Learn How to Clean Clams With This Helpful Kitchen Tutorial
How to Clean Clams
While clams are truly one of my favorite foods, nothing is more likely to make me cringe and send a shiver down my spine than biting right into a crunchy piece of sand or grit while eating a clam. If you want to avoid that unpleasant sensation at all costs, let me tell you how to clean clams so that you never have to deal with sandy, gritty seafood again. There are plenty of ideas floating around when it comes to the best way to clean clams.
Some people prefer cleaning clams with baking soda, some people just use a water rinse, and others find cleaning clams with cornmeal to be the superior clams cleaning method. In my opinion, the best tactic for getting sand out of clams isn’t as fancy or hands on as some other methods. I was always taught that the proper way to clean clams was with a thorough scrub and a good long soak in saltwater. Continue reading for the low down on some of the best instructions on how to get sand out of clams.
Buying the Right Ones
Before we get into the cleaning instructions, there are a few tips that I want to share with you about selecting the tastiest and fresh clams for your meal. Never buy clams that have shells that are chipped or cracked. The clam inside of the shell could be dead or unwell when you purchase it, and then you are either throwing money away or you’re taking the risk of eating bad seafood, which is never a good risk to take. Eating bad seafood could make you really sick, so don’t take that chance, even if you make the mistake of buying a clam that is cracked or broken. A tiny scuff or very small chip on the shell isn’t a big deal, but if it’s enough of a crack that you can immediately notice it, that clam should go in the garbage. If you can, it’s best to buy your clams live.
They would be the freshest and tasty this way, and they don’t last very long once they’re out of their natural environment, so you want to make sure that you’re using them quickly once you buy them. When you select fresh and unbroken clams at the seafood shop or grocery store, make sure that you transport them in a bag of ice. If the clams are in a plastic bag, make sure that the bag is open so that they would be able to breathe. You want to keep them alive until you cook them. If they’re in a mesh bag or an opened bag within another bag of ice, make sure that the ice bag is left open too. Once you get them home, you can store them either in the sink in a colander over ice or in the refrigerator with some ice for a short period of time. You want to ensure that there is enough oxygen for them to survive and enough coolness that they don’t go bad. Cook them either the night that you’ve purchased them or one day later. Frozen clams usually already have been steamed, so you won’t need to go through the same hassle with those.
What Is the Easiest Way to Clean Clams?
Now that you’ve gotten the rundown on how to store your clams before making them into a meal, now let’s talk about how to clean clams before cooking.

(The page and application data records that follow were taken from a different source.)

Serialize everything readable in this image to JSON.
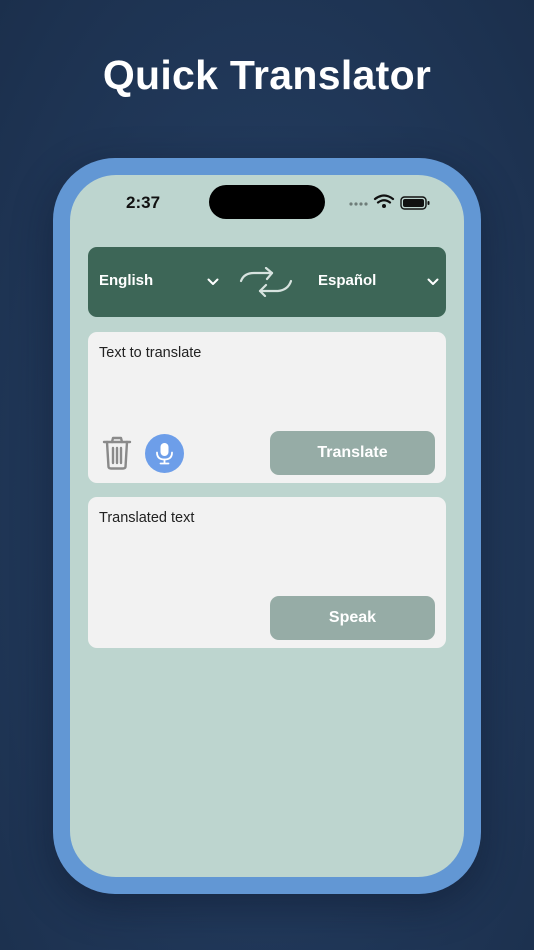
{
  "headline": "Quick Translator",
  "status_bar": {
    "time": "2:37"
  },
  "language_bar": {
    "source_language": "English",
    "target_language": "Español"
  },
  "input_card": {
    "placeholder": "Text to translate",
    "translate_label": "Translate"
  },
  "output_card": {
    "placeholder": "Translated text",
    "speak_label": "Speak"
  },
  "icons": {
    "swap": "swap-arrows-icon",
    "trash": "trash-icon",
    "mic": "microphone-icon",
    "chevron": "chevron-down-icon"
  },
  "colors": {
    "background": "#223a5c",
    "phone_frame": "#6297d4",
    "screen": "#bdd5cf",
    "language_bar": "#3d6657",
    "card": "#f2f2f2",
    "button": "#96aca6",
    "mic_button": "#6d9ee9"
  }
}
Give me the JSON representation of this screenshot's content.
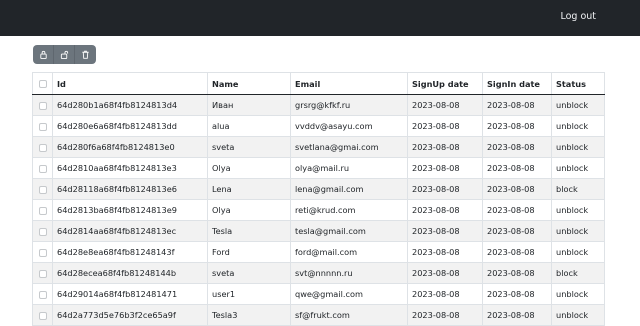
{
  "navbar": {
    "logout_label": "Log out"
  },
  "toolbar": {
    "buttons": [
      {
        "name": "lock-button",
        "icon": "lock-icon"
      },
      {
        "name": "unlock-button",
        "icon": "unlock-icon"
      },
      {
        "name": "delete-button",
        "icon": "trash-icon"
      }
    ]
  },
  "table": {
    "headers": [
      "Id",
      "Name",
      "Email",
      "SignUp date",
      "SignIn date",
      "Status"
    ],
    "rows": [
      [
        "64d280b1a68f4fb8124813d4",
        "Иван",
        "grsrg@kfkf.ru",
        "2023-08-08",
        "2023-08-08",
        "unblock"
      ],
      [
        "64d280e6a68f4fb8124813dd",
        "alua",
        "vvddv@asayu.com",
        "2023-08-08",
        "2023-08-08",
        "unblock"
      ],
      [
        "64d280f6a68f4fb8124813e0",
        "sveta",
        "svetlana@gmai.com",
        "2023-08-08",
        "2023-08-08",
        "unblock"
      ],
      [
        "64d2810aa68f4fb8124813e3",
        "Olya",
        "olya@mail.ru",
        "2023-08-08",
        "2023-08-08",
        "unblock"
      ],
      [
        "64d28118a68f4fb8124813e6",
        "Lena",
        "lena@gmail.com",
        "2023-08-08",
        "2023-08-08",
        "block"
      ],
      [
        "64d2813ba68f4fb8124813e9",
        "Olya",
        "reti@krud.com",
        "2023-08-08",
        "2023-08-08",
        "unblock"
      ],
      [
        "64d2814aa68f4fb8124813ec",
        "Tesla",
        "tesla@gmail.com",
        "2023-08-08",
        "2023-08-08",
        "unblock"
      ],
      [
        "64d28e8ea68f4fb81248143f",
        "Ford",
        "ford@mail.com",
        "2023-08-08",
        "2023-08-08",
        "unblock"
      ],
      [
        "64d28ecea68f4fb81248144b",
        "sveta",
        "svt@nnnnn.ru",
        "2023-08-08",
        "2023-08-08",
        "block"
      ],
      [
        "64d29014a68f4fb812481471",
        "user1",
        "qwe@gmail.com",
        "2023-08-08",
        "2023-08-08",
        "unblock"
      ],
      [
        "64d2a773d5e76b3f2ce65a9f",
        "Tesla3",
        "sf@frukt.com",
        "2023-08-08",
        "2023-08-08",
        "unblock"
      ]
    ]
  }
}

The first thing that you’re going to want to do with your fresh live clams is rinsed them under lukewarm water. Get a scrub brush and brush away any bits of debris, sand, or barnacles that may be lingering on the outside of your clamshells. After scrubbing each clamshell, place the clam into a clean colander. Then, once each clam has been rinsed and scrubbed, prepare a solution of saltwater for them to soak in for about 120-160 minutes. The clams can naturally clean themselves once they are in the water. The shellfish actually removes any bits of dirt, sand, or debris from the inside of the shell as they open up in the water that mimics their natural habitat. To make the saltwater, mix four teaspoons of salt with two liters of cool water. Then place your clams in the water and put on a timer for two or so hours.
Go about your day, whether that means making some of the other elements of tonight’s dinner, doing some online shopping, or taking a luxurious stroll through the neighborhood. Once the timer goes off, it’s time to remove your clams from the water. To do this, simply take them out with a slotted spoon or a pair of tongs, rather than dumping the bowl of water into a strainer. This way, the dirt and grime that the clams have pushed out of their shells should be left in the bottom of the bowl of saltwater, and you won’t take any with the clams into their new clean location. Now you’re ready to start preparing fresh clams. Another important thing that you can do to ensure that your clams are of the best quality and would taste the most delicious is to steam them briefly and watch as all of the shells open up. If you see any clams with shells that remain closed, you know that those claims are not good to eat, and you can discard them immediately. Once you’re sure you have only the cream of the crop when it comes to your shellfish, you can make delicious dinners, side dishes, or appetizers with your delightful and freshly washed clams.
Add a little bit of extra virgin olive oil, fresh garlic, and lemon juice, and you have a simple and delicious sauce for the clams to swim in. Soak it all up with a crusty piece of baguette and pair it with your favorite crisp white wine. Now that I’ve described my ideal meal, I think I might go buy some clams and get cooking!